Upon crossing the line, she received a medal and trophy for her 3rd place finish and posed for photographs with the prizes. Her 3rd place finish should not have surprised anyone as she was an international athlete who had recently won a race in which she set a world record by running 255 miles in 48 hours.
However, some people had cause to be suspicious, and a subsequent investigation proved these concerns to be valid, as it emerged that Zakrzewksi had travelled around 2.5 miles of the race by car. After establishing that she had cheated, the run directors disqualified her, removing her from the list of finishers. There have also been calls for her to be banned from future events and for her previous races to be analysed.[i]
This incident reminds us that the Christian life is often pictured as a race. Various authors of Scripture show to us that the believer is called to run a race, in accordance with the rules, to follow the course, and to know there will be a prize for all who legitimately complete it.
Although you may not run a 50-mile race, if you are a Christian you are involved in running a race on a course that the Lord has set for you. Running in such a way that you are not disqualified is of paramount importance.
The Christian life is not a sprint but a marathon – a race which requires perseverance, patience, and endurance. The writer to the Hebrews encourages us to look at the life of faith that others have lived and let that be a witness for us as we seek to run the race.
“Therefore we also, since we are surrounded by so great a cloud of witnesses, let us lay aside every weight, and the sin which so easily ensnares us, and let us run with endurance the race that is set before us” (Hebrews12:1).
Dr Joasia Zakrzewski gave the impression that she ran the whole race with patience, but she had seriously circumvented the rules. If we are going to run the life of faith legitimately then we must look carefully at how we run.
Firstly, there needs to be the removal of anything that would stop us completing the course. Just as a runner would not carry anything that is not required so we should take an inventory of our running kit. Is there anything or anyone that is slowing us down or that could cause us to give up? We must be ruthless with that which is not beneficial in the race. Although there is no rule against wearing diving boots in an ultra-marathon no one will do that. Likewise, although something may be legitimate, if it is hindering progress then we must lay it aside.
Along with that which is legitimate, there can be sin in our lives and that is always illegitimate. When the Holy Spirit convicts of sin we must not harden our hearts but deal with it.
To persevere or show patience in the life of faith is evidence that your heart is “good soil”.
“But the ones that fell on the good ground are those who, having heard the word with a noble and good heart, keep it and bear fruit with patience” (Luke 8:15).
Although Dr Zakrzewski did initially receive a prize this was taken from her when she was deemed to have run (or rather, not run) unlawfully. When Paul writes to the Corinthians, he does not suggest that salvation is a result of running well, but rather, that because of salvation we should run in a way that ensures a prize. The prize is the reward for faithful service.
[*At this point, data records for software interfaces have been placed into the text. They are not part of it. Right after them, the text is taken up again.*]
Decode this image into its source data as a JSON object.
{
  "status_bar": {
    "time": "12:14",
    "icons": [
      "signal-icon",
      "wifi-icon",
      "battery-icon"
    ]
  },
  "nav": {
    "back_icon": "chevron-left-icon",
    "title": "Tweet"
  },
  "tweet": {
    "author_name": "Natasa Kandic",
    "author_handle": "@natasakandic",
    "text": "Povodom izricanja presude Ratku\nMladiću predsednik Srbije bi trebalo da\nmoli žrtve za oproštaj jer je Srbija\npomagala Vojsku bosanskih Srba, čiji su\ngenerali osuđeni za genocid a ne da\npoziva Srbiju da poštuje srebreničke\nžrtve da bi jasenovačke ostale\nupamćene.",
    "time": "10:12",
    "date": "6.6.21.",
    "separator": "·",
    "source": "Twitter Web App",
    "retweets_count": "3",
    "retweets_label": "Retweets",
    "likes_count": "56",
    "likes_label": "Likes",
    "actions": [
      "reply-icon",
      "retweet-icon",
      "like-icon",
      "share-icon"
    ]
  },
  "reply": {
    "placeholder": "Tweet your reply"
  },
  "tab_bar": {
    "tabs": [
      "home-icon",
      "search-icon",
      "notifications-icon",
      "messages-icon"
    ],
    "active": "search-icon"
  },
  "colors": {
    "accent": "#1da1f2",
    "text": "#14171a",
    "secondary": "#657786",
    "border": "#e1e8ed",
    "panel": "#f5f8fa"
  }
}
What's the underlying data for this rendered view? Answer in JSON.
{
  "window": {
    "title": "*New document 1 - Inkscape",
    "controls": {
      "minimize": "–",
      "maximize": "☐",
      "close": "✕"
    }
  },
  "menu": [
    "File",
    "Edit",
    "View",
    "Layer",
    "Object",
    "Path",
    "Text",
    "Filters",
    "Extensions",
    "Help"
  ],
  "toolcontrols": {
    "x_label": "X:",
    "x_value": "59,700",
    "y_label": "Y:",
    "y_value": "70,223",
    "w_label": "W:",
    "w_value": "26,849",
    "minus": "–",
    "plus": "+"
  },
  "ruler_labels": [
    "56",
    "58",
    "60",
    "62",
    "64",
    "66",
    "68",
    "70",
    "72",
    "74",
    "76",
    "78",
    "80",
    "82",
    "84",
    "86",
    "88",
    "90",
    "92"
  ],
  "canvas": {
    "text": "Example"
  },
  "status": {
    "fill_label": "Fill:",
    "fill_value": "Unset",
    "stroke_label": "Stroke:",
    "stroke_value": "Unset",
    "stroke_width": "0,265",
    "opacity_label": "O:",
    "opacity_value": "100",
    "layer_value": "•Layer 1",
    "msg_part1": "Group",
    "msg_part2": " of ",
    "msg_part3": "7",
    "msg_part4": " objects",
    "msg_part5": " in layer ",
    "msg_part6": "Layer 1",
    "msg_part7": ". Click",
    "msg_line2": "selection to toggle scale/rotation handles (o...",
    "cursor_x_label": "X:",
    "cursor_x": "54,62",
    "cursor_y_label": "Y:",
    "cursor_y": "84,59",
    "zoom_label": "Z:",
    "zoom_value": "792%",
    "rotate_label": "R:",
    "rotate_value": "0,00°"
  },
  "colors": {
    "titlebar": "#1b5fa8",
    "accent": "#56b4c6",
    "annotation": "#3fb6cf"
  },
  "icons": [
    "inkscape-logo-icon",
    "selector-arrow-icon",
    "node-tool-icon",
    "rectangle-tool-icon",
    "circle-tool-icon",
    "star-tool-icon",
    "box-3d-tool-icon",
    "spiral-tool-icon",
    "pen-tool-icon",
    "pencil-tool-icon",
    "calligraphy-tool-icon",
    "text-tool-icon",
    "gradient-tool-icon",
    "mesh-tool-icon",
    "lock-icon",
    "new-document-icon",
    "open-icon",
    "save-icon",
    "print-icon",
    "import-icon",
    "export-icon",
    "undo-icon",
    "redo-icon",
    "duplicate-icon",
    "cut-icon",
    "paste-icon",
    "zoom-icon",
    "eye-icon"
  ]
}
“Do you not know that those who run in a race all run, but one receives the prize? Run in such a way that you may obtain it” (1 Corinthians 9:24).
Most onlookers had no idea that Dr Zakrzewski had not run lawfully but in the end her sin was found out. There is a great parallel with the Christian life here. It can be easy to fool other people into thinking we are running well. After all, the eleven Apostles had no idea that Judas was not genuine. However, we cannot fool the Lord. When it comes to the Judgement Seat of Christ where rewards are given, He will know all our works and the motives that drove us.
The words of 1 Corinthians 9:24 do not mean that in the Christian race only one person can win the prize. We do not compete against each other but against everything that would hinder us. If, after careful Spirit-enabled self-examination, we discover that we have not been “running lawfully” up to this point, we can remember the words of one who once said, “It is never too late to start doing what is right.”
Although many people get enjoyment and health benefits from running, there is a race of far greater importance that every believer must run legitimately and patiently, so that at the end they can say, “I have finished the race” (2 Timothy 4:7b).